Mirko Dukovic, from Montenegro, earned his LLM in International Economic and Business Law from Kyushu University and his MA in European Integration Law from the University of Belgrade. His focus is on civil and political rights in established and emerging democracies, constitutional law, as well as biomedical law and ethics in biomedicine. He is a doctoral candidate at the Comparative Constitutional Law program at CEU Legal Studies.
Dukovic is currently a Teaching Assistant at the CEU Legal Studies Department and a national consultant for Council of Europe in Montenegro. He is committed to the re-invention of courses and re-imagining of teaching methods to best educate new generations of students with different perspectives and learning goals.
We spoke to him on the occasion of his 2020 Presidential Scholar Award. This is an edited interview conducted on October 19, 2020.
What does this honor mean for you?
For me personally, and everyone in the PhD group at this point in our career, an award like this means championing our research, so it was a big honor. My colleagues and I are in this because of love for research, reading and scholarship. Awards like this motivate us to keep working, to follow the current shift in scholarship and adapt to what's happening around us. Also they encourage us to recognize our skills as educators and publish more.
I think for me getting this award means having a certain responsibility and privilege at the same time. Responsibility to uphold my current pathway and privilege of being acknowledged, especially as this is the first time the award is being given. So essentially it comes as a responsibility to carry on the work for the values of open society, equality and justice because there is really no rule of law without them.
What was your route to CEU?
I had been offered a number of opportunities to carry on my research at several other institutions - in Singapore and Japan. Helping with my ultimate decision to go with CEU, I was guided by the question: What do I want to do with my career? Because my subject can be seen from a human rights perspective, bioethics perspective or business law perspective, I asked myself: What is the direction I want going forward? Who do I want to work with the most?
It was important for me to be in an educational program that would push me to produce work on almost a weekly basis, explore my boundaries, and understand legal issues from different perspectives. CEU has both a good ranking and an inclusive environment. Combining this with the fact that Professor Judit Sandor wanted to be my supervisor, and the many capacities and opportunities that CEU offers, it was a win-win situation. Plus I really love Budapest, and the luxury of CEU's great library.
What advice do you have for others applying for this scholarship?
I think people should ask themselves: How have you contributed to the community and education? To be honest, just ask: Where do you see yourself in 5-10 years? And then just tell your story.
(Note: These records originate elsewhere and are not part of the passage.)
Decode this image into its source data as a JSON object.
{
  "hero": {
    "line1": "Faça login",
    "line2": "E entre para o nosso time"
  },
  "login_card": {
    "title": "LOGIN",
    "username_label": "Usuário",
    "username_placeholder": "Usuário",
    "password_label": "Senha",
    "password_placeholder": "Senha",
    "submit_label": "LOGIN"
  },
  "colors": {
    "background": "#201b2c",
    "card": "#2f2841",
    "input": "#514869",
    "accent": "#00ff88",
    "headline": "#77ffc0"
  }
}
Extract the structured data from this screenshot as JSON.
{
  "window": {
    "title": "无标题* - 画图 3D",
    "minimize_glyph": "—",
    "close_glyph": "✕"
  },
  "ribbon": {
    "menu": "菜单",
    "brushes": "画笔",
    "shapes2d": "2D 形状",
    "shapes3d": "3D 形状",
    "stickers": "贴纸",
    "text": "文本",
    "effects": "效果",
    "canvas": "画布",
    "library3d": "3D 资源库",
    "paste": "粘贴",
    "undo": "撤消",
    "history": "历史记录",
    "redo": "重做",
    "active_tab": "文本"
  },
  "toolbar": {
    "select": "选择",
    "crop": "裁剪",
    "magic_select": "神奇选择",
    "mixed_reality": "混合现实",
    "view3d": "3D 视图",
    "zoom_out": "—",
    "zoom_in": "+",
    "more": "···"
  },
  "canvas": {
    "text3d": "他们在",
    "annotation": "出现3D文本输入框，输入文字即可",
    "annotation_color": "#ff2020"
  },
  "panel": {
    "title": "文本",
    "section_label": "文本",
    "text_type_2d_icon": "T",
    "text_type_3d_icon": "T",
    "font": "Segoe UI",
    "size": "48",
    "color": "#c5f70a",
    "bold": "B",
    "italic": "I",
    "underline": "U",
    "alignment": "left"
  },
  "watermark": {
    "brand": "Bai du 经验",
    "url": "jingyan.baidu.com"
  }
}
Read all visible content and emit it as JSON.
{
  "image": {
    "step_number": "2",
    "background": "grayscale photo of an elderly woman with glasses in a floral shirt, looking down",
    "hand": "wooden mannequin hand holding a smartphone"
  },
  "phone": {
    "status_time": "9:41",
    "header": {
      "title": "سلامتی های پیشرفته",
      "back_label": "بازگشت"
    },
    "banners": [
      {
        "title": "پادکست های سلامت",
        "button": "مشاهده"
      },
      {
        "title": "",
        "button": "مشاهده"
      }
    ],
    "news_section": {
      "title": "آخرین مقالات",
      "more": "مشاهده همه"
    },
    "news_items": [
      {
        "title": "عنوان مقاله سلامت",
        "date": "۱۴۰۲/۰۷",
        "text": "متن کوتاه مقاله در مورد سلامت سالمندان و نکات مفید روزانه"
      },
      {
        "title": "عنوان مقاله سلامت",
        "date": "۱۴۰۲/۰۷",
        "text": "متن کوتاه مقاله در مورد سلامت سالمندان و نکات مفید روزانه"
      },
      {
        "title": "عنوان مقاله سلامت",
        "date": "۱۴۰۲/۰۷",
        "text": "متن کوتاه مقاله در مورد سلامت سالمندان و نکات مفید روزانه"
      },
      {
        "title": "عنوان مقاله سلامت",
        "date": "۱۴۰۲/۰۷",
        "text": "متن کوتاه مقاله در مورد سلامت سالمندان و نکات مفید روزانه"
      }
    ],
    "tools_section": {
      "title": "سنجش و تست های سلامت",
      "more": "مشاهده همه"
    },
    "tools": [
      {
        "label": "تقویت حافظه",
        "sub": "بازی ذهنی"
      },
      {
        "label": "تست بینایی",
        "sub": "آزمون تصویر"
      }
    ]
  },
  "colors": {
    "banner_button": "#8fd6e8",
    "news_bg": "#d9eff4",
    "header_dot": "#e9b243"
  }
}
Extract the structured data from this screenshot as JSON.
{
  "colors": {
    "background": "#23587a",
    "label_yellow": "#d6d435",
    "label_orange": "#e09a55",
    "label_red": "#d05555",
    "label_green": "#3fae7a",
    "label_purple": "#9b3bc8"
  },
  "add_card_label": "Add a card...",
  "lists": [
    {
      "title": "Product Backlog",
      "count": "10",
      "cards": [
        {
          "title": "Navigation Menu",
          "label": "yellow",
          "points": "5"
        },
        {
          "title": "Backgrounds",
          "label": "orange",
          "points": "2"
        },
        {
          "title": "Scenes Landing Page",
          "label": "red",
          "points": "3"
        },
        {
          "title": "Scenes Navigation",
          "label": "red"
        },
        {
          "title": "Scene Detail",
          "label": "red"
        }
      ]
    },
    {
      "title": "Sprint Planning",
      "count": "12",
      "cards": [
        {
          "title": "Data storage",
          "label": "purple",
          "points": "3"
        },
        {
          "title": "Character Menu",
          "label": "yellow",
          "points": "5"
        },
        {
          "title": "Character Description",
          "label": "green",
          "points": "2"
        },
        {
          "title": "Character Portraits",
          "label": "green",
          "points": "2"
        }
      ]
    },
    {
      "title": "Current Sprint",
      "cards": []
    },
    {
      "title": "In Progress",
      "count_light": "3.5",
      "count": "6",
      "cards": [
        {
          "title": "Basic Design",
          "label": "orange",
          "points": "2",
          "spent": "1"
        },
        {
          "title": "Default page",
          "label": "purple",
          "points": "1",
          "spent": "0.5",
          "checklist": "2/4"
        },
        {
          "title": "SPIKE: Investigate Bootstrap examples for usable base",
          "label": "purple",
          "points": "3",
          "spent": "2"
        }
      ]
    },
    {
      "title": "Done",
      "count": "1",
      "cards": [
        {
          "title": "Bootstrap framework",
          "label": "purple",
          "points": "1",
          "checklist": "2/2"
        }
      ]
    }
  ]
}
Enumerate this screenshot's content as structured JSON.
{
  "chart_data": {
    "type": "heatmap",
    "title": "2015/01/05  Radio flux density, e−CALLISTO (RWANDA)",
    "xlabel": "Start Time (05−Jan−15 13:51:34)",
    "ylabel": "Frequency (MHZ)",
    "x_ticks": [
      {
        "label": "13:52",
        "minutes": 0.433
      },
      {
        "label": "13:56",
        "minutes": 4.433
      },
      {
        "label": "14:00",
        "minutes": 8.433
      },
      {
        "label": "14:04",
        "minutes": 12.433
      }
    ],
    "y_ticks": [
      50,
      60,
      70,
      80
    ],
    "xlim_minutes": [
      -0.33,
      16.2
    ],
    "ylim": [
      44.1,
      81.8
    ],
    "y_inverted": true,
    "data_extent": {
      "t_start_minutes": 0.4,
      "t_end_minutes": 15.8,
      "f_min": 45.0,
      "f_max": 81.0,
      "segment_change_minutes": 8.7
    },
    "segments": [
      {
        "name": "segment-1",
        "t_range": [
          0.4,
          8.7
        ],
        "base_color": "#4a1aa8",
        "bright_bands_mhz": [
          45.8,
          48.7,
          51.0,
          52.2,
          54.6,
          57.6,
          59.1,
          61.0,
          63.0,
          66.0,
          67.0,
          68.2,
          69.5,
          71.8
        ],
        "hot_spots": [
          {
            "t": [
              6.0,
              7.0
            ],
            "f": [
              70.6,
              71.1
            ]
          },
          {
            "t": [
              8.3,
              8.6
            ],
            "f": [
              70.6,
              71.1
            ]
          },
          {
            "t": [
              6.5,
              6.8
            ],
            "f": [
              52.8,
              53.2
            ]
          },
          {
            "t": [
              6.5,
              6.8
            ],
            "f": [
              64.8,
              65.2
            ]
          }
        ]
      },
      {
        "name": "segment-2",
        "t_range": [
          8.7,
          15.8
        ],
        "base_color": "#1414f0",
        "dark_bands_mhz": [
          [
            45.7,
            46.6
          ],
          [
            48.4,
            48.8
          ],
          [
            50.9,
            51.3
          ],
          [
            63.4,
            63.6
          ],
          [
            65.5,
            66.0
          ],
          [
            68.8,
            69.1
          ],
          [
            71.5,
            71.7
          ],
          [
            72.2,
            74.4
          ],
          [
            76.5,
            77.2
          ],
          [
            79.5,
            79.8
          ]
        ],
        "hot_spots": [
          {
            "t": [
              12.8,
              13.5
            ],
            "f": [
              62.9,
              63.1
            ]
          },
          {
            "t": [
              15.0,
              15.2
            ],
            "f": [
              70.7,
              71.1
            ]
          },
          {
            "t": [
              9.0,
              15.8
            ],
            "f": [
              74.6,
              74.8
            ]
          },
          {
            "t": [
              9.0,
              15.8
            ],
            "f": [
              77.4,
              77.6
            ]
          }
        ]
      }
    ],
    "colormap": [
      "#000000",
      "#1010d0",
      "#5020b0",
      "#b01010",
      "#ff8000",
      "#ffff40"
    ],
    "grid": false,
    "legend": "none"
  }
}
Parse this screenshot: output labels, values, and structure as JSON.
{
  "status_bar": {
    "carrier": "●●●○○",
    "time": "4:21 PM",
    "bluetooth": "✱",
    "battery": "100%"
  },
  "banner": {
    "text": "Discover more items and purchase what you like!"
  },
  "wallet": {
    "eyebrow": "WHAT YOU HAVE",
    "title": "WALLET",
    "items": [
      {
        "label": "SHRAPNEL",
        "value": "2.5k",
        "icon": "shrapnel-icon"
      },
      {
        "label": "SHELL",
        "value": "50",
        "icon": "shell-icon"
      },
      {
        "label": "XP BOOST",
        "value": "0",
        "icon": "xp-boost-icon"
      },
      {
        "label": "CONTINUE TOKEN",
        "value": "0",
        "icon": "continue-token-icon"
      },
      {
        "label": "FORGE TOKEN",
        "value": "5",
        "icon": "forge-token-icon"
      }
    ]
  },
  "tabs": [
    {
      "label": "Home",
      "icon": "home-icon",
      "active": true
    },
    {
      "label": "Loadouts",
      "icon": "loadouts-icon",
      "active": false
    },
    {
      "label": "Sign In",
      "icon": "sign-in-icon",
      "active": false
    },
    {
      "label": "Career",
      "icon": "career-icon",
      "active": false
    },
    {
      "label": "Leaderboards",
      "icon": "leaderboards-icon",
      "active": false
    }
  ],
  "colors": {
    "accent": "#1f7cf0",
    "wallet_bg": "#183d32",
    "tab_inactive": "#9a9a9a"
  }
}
For me the decision to apply was a mix of different external factors and people around me recommended that I apply, which nudged me into submitting my CV.
What was the response by those around you when you shared the news of your award?
One thing I really cherished about this award and this moment is that when I shared it publicly, my former students wrote me and commented on the post saying they are so happy and proud, and that they tell people that I was their teacher and someone they look up to. I think that's really special, being looked up to in this way.
What else would you like to express?
I believe we live in an unprecedented time with various hybrid regimes, digital authoritarianism, fake news, as well as controversial bioethical and biopolitical decisions being taken by states fighting COVID. These days we see worldwide poverty spiraling again even as the extremely rich became even richer during the quarantine. So I think it's the job of academics and PhD researchers to focus on such issues and provide for constructive critical thinking. To also notice the shifts happening everywhere, talk about them openly and publish our work about them. We can learn a lot from the past, but we also need to be focused on what's happening now and how we can apply the lessons from the past so we don't slip into some dystopian future that no one really wants.
What drives you in your work?
My research topic is current and relevant. I'm writing about 3-D printing of human tissues and the regulation around it. I find imagining bio-constitutional and regulatory frameworks around these technologies really thrilling. Part of my research is focused on social justice and the position of vulnerable groups in the world of emerging biomedical advancements. Therefore, I'd like to observe the borderline, the place where societies slip away from the rule of law.
There are some countries where this happens from time to time, for example in China, where scientists have edited genomes of unborn twins. In such circumstances, I believe that multidisciplinary research and work with peers and professors from different legal and other research backgrounds can contribute to a truly diverse academy and inclusive society. We need more interdisciplinary and intersectional research across our fields. We have a great responsibility for the generations to come, to help them live in a better world where human rights, justice and equality still mean something.
The Presidential Scholars Fund was established by CEU Rector Michael Ignatieff and his wife Zsuzsanna Zsohar. It supports four Presidential Graduate Research Awards for exceptional Master's and Doctoral students whose research shows promise for the next generation. The Fund also awards two scholarships per year to incoming bachelor's students demonstrating exceptional academic credentials and leadership promise. Bringing the graduate and undergraduate scholars together, the Rector hosts an annual dinner for the Scholars and meets with them regularly throughout the year.